Writing helps me process my experience. I recently began working with a running coach. This is the first time I have worked formally with a coach since high school. As I shared this news with a few colleagues, one asked me why I decided to seek out an expert to help me with my growing obsession. I bumbled through a reply, knowing that I was stringing together reasons that failed to reach the true source of my actions.

A few days later, I revisited some of my recent writings. There I discovered the true seed that would become this new mentorship. While running my first marathon in January, I noticed several coaches and how they interacted with “their runners.” I was so impressed with their dedication that I wanted to be one of them. What a great way to combine my education background and my growing obsession, I thought. Then, a growing frustration with my own running changed my thinking: I need one of them!

This is the real story, but I would have lost it had I not processed the experience of my first marathon via writing. Through wrestling the words into place, I realized and understood what I had gained on the 26.2 mile journey.

Writing forces me to clarify my ideas, positions, and understandings. As an educator, I am always looking for the instructional implications in new research. But before I can identify the implications, I have to understand the research. Many times I think I do until I try to write about it. Writing forces me to think deeply about new ideas and, just as importantly, articulate that understanding clearly for others. This process reveals my lack of understanding more often than I would like to admit. However, this is a positive. It reveals where my thinking and understanding are weak. It returns me to the place of reading, thinking, and reflecting. In short, it pushes me to learn what I need to know, not just to communicate the ideas to others, but to construct the understanding I need to apply new ideas myself.

In other words, writing is an excellent teacher. It forces me to formatively assess my own learning and retool to deepen my understanding. Writing promotes self-teaching.

Finally, writing heightens my perception. I do not have fMRI images to prove this at a neurological level, but I know that I look at and think about the world differently when I am actively writing. I look for illustrations in my experiences. I seek connections between ideas as I read. I look more closely, think more deeply, and find greater satisfaction in interacting with the world and its inhabitants.

For example, I recently taught a graduate class in which one of the topics I wanted to explore was emotional regulation.

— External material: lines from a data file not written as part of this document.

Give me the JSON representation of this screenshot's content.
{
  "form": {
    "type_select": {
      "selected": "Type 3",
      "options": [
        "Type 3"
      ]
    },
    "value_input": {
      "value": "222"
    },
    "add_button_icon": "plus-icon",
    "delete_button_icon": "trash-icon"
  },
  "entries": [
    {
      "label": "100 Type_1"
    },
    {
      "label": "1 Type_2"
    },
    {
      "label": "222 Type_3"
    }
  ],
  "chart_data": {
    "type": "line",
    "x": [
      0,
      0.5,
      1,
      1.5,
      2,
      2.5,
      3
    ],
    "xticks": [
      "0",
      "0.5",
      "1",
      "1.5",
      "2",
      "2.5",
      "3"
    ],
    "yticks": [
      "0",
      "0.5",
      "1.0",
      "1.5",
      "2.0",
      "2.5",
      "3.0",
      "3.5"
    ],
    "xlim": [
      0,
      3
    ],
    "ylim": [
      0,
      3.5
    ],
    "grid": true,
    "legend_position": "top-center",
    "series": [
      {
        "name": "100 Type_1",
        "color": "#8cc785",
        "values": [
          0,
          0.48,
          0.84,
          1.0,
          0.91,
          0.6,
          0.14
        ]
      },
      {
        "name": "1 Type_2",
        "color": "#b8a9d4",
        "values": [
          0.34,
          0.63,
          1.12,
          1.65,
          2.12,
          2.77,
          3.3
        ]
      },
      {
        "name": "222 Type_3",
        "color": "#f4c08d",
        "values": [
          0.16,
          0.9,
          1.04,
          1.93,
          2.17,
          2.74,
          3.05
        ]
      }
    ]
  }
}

Emotional regulation is the control of emotions, especially negative emotions, that enables greater emotional resiliency; an individual with good emotional regulation copes with life better and bounces back from disappointment more quickly.

On a Saturday morning run, I was thinking about the class and decided that I needed some powerful illustrations of the ideas. What or who could illustrate emotional regulation? I could make up a story, but it would be more powerful to point to a real person. Enter Cecil.

Here is how I introduced him in the class materials:

On a recent run, I met another runner named Cecil. He began running when he was 60 and has run several marathons in the last four years. He mentioned that he wanted to qualify for the Boston Marathon—a major accomplishment for a runner of any age. He felt confident going into his last marathon, but missed qualifying by 33 seconds. His wife was devastated for him, but when she started to say she was “so sorry,” he replied, “Bah, it’s all about the journey. Besides, in a few months I turn 65, and that gives me fifteen more minutes of qualifying time.” That is resilience!

Cecil would still have impressed me, but because I was actively writing at the time, he became an icon, someone who represented far more than the sum of his experience. My perception was heightened, my thoughts were deeper, and my admiration for Cecil grew into respect. He’s not just another runner; he is a role-model, an inspiration!

So, let’s stay the executioner’s hand and song. We still need individuals who process deeply, illuminate clearly, and perceive intently. We still need people who write and whose minds have been strengthened by the practice.

We still need to teach writing—effectively, intentionally, and passionately!

Photo credit: relgar/flickr cc